Olfactory detection threshold values have been obtained with large pig breeds for other odorants. Dorries et al. (1995) found that adult Large white × Landrace × Hampshire obtained an olfactory detection threshold for geraniol at 1.8 × 10−6 M. Jones et al. (2001) showed that juvenile Duroc × Landrace achieved an olfactory detection threshold for butanol at 2.09 parts per trillion.
To explain similarities or differences in olfactory performance among or within species, it is appropriate to consider whether given odorants or classes of odorant differ in their degree of behavioral relevance for a species, as discussed by for instance Laska and Seibt (2002a).

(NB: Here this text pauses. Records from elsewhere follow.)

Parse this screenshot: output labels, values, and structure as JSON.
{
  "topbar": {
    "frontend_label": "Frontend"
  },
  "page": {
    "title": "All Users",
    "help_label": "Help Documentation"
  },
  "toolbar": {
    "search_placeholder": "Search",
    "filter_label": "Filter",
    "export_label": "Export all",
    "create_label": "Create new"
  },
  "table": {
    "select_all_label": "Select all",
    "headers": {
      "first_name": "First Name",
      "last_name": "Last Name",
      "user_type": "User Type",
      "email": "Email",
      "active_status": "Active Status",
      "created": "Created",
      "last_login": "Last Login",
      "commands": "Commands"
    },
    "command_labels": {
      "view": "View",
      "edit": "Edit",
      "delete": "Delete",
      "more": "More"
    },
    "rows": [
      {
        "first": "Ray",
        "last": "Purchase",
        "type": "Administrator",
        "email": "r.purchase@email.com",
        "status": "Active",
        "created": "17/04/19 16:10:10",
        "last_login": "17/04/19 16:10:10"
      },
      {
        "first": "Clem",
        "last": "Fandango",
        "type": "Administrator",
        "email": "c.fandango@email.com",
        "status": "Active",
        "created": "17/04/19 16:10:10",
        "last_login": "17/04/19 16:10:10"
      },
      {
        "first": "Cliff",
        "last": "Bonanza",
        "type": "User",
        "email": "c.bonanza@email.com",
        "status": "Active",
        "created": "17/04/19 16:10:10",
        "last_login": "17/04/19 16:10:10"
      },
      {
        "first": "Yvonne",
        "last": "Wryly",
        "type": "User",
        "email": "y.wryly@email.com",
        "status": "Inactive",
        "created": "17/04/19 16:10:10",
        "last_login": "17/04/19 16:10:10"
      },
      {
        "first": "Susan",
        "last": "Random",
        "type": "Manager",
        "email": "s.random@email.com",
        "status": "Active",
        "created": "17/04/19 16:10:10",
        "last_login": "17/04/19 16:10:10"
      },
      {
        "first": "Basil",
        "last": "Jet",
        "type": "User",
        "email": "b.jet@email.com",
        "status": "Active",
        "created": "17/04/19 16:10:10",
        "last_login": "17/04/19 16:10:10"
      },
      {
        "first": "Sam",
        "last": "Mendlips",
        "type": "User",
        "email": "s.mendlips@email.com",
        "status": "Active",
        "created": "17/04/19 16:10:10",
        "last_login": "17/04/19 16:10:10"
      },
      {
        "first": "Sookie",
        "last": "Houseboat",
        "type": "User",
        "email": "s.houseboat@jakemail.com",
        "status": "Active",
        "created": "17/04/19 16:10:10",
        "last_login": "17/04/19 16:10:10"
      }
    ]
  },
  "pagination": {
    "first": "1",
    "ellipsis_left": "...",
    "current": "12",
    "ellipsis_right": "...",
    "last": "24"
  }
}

One individual minipig (ID M9) performed particularly strange in the ethyl acetate detection test. At one time, the performance approached chance level, but when retested at the same concentration (10−5%), performance exceeded criterion of success again. After passing 10−10%, we carried out a control procedure exchanging the odorant with water, thus presenting S− in both odor saturator bottles. Still, the subject performed above criterion of success. In the next session, we repeated the control procedure using S− in both bottles (still, odor saturation bottle number 1 was assigned as the S+ and odor saturation bottle number 2 was assigned as the S−). Again the minipig performed above criterion of success. After 80 trials, we interchanged the position of the 2 bottles in the olfactometer and following the subject's performance decreased to well below chance level (35% correct responses). It may be argued that the odor saturator bottle was contaminated. Alternatively, the animal seemed to have learned to use another sensory modality than olfaction to solve the task. It can be difficult to control an animal's attention or focus on a sensory stimulus. Animals may discover clues to the stimulus and, as discussed by Slotnick and Restrepo (2005), olfactory functioning is difficult to measure because of lack of control regarding stimulus presentation. In the present study, control procedures suggested that minipig ID M9 responded to the odor saturator bottle and not to the odorant or the valve. These findings point to the importance of being cautious because variations in response patterns should reflect changes in stimulus presentation and not be a consequence of an animal discovering other clues to the stimulus such as differences in the sounds of equipment, nonrandom stimulus presentation, and illumination differences (Arave 1996).
The results of the present study provide evidence that minipigs can successfully acquire 2-odorant discrimination using a food-rewarded instrumental conditioning paradigm for testing olfactory function. This olfactory discrimination paradigm allowed us to obtain reliable measures of olfactory sensitivity and discriminability and thereby potentially detect early behavioral changes in a future porcine model of AD.
This work was supported by the Danish Agency for Science Technology and Innovation [grant number 274-05-0197], and by the Institute of Clinical Medicine, Aarhus University.